The Simple Scanline Renderer

The second renderer in the adaptive chain is the traditional backend of the 3D pipeline. It breaks up the trapezoids to be painted into a set to scanlines and then "walks" each one after transforming into texture coordinates. Finding the color for the pixels is a simple table lookup in some cases, but most of the time it is much more involved as an arbitrary set of Morphs can be used as the polygon's (actually the bodyMorph's) "texture". Once the morph corresponding to the pixel is found, that morph's shader is queried for a simple color. So the scanline renderer effectively generates an accurate, but flat shaded, scene.

The simplest shader is simply the paint object from Self 4.0. Most objects will use that one. If a more sophisticated shader is found when painting a polygon, that region is added to the damage region for the next (possibly even the next two) renderer in the chain.

The Shader Renderer

The next stop is the Shader Renderer. It works exactly as the previous ones except that when it finds a shader it gives it all the information it needs to calculate the illumination models, bump mapping, etc. Note that this might take a while, but that this renderer is never called for the full screen but only for special objects.

The Ray Tracer

The fourth renderer is simply an implementation of the ray tracing algorithm. Like the previous renderer, this one is only invoked for objects that really need it (which have transparency or reflections). Unlike a normal ray tracer where the first step is finding out which object intersects the ray corresponding to each pixel, that object (really polygon) is already known due to the work of the scanline renderer.

Scalable Performance

On a very low end machine, the GUI will still feel very snappy even though it will be "messed up" when the user is changing things. When the scene stops changing, the ugly areas will slowly start being cleaned up. If the user is patient enough, even the ray tracer will have a chance to kick in and create an image that is a joy to behold. The exact same software would have a very different effect on a future high end machine (a quad CPU 64 bit machine, for example) - the warping renderer would always win its tug-of-war with the mouse and call the scanline renderer for every single frame. On a fast enough machine, even the shader renderer might start working full time. Someday real time ray tracing might become a possibility - this graphics library is ready for that.

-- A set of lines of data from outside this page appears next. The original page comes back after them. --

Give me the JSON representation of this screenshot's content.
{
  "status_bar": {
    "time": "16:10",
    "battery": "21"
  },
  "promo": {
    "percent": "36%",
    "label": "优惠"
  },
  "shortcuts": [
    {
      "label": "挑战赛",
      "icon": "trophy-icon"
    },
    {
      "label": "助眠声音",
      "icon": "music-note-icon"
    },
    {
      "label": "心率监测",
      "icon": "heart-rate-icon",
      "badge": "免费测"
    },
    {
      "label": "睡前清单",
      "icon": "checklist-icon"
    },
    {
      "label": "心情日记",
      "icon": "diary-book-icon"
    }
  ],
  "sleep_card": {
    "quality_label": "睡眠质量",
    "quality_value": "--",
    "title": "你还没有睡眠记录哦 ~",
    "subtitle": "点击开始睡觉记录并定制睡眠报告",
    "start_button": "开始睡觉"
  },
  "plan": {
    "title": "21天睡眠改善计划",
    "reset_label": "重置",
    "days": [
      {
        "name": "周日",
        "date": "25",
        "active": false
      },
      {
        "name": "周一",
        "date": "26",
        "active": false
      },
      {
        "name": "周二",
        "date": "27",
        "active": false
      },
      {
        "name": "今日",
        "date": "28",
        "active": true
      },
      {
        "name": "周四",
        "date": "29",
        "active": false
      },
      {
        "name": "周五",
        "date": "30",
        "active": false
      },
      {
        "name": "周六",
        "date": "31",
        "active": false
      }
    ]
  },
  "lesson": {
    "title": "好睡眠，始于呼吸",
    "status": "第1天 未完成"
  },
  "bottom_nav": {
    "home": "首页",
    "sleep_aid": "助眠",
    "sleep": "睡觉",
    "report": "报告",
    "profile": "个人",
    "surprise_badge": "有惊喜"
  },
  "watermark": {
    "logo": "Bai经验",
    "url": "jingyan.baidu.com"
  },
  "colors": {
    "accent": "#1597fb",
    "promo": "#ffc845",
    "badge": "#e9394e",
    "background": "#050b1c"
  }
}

A previous design of the graphics model was very similar to a software-only implementation of Microsoft's proposed Talisman. It needed separate rendering buffers for each object and then would compose these on the screen as a separate step. This would waste too much memory on low end systems, so the current design limits itself to the frame buffer memory only. It does not even suppose that there is enough memory on the graphics card for double buffering, even though that would greatly simplify the warping renderer.

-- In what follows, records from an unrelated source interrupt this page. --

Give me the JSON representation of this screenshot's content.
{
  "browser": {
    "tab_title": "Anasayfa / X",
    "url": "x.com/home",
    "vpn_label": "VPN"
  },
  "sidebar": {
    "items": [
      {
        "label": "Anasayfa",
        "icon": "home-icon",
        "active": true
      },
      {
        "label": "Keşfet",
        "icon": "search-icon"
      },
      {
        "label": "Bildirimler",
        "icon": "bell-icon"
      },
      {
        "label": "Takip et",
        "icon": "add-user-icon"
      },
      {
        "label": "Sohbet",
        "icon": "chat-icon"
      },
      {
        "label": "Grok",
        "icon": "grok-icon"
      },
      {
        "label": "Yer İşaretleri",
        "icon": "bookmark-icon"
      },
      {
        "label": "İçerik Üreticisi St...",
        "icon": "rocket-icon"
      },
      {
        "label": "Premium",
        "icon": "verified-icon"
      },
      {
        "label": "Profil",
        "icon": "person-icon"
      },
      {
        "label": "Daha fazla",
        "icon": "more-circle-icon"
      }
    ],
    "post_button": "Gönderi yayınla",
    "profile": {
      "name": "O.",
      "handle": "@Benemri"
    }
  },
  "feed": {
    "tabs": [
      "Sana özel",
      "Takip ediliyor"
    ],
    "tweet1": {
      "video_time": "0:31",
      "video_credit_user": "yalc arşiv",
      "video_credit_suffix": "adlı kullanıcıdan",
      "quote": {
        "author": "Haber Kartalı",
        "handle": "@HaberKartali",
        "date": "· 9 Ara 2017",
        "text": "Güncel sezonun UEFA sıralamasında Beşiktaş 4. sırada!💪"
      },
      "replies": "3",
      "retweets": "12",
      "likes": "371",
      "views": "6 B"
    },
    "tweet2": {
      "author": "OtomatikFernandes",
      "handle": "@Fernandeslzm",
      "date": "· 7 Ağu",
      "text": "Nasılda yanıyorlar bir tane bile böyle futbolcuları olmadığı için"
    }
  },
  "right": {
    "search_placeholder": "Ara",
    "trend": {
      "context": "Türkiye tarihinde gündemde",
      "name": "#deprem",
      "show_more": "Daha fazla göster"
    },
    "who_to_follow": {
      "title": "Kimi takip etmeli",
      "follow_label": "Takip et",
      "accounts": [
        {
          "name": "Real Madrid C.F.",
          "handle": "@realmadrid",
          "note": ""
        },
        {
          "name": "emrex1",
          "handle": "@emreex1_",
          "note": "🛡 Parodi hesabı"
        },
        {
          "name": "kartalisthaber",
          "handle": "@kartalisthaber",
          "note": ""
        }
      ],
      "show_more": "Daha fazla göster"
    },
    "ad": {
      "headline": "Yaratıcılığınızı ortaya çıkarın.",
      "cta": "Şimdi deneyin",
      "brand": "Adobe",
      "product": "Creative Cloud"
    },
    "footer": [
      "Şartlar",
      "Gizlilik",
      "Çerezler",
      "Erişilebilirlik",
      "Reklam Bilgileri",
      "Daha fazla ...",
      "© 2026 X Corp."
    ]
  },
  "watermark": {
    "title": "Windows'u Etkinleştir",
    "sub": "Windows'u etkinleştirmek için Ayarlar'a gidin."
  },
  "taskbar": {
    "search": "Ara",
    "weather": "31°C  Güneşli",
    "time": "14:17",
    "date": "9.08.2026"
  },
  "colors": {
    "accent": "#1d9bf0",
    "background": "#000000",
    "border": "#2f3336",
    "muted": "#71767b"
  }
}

see also:
| persist | | reflect | | selfdiff | | selfuse | | gmodel | | gui |
back to:
| intro |
| merlin | | LSI | | USP |
please send comments to jecel@lsi.usp.br (Jecel Mattos de Assumpcao Jr)